Aim of the task
Note each line in the data below that holds "name", and copy it.

★ ★ ★ ★ ★ ★ ★

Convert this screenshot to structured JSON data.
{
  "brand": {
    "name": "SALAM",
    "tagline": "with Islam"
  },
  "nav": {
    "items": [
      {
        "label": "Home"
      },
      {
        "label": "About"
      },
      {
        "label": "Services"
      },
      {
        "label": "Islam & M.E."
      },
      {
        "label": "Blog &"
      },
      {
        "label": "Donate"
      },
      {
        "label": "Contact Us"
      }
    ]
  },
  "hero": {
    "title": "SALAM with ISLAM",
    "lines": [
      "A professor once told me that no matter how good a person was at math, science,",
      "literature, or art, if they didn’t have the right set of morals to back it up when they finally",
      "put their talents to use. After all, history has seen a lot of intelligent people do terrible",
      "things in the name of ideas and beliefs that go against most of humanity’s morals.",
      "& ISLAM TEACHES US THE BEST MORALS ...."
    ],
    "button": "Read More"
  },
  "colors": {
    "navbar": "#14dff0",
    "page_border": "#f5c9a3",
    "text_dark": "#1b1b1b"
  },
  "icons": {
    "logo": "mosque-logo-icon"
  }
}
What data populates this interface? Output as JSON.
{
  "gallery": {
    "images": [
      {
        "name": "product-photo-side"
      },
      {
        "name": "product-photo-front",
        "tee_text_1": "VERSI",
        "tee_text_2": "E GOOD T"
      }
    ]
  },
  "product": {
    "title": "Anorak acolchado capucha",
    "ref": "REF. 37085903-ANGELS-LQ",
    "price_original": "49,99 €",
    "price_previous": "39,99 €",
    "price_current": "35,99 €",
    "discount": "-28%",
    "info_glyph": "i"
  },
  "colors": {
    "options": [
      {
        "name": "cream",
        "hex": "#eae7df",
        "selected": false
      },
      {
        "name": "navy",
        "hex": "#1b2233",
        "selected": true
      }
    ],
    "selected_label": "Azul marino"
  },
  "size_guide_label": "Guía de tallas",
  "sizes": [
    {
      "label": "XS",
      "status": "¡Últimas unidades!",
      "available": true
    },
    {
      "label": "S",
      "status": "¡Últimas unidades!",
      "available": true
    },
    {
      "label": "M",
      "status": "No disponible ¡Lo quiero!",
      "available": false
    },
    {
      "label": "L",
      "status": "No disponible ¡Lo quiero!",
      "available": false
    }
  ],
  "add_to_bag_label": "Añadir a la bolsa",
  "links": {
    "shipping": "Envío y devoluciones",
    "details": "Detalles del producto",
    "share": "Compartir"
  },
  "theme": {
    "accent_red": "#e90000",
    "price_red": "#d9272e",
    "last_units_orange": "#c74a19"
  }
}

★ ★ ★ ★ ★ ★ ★

Expected answer
    "name": "SALAM",
      "things in the name of ideas and beliefs that go against most of humanity’s morals.",
        "name": "product-photo-side"
        "name": "product-photo-front",
        "name": "cream",
        "name": "navy",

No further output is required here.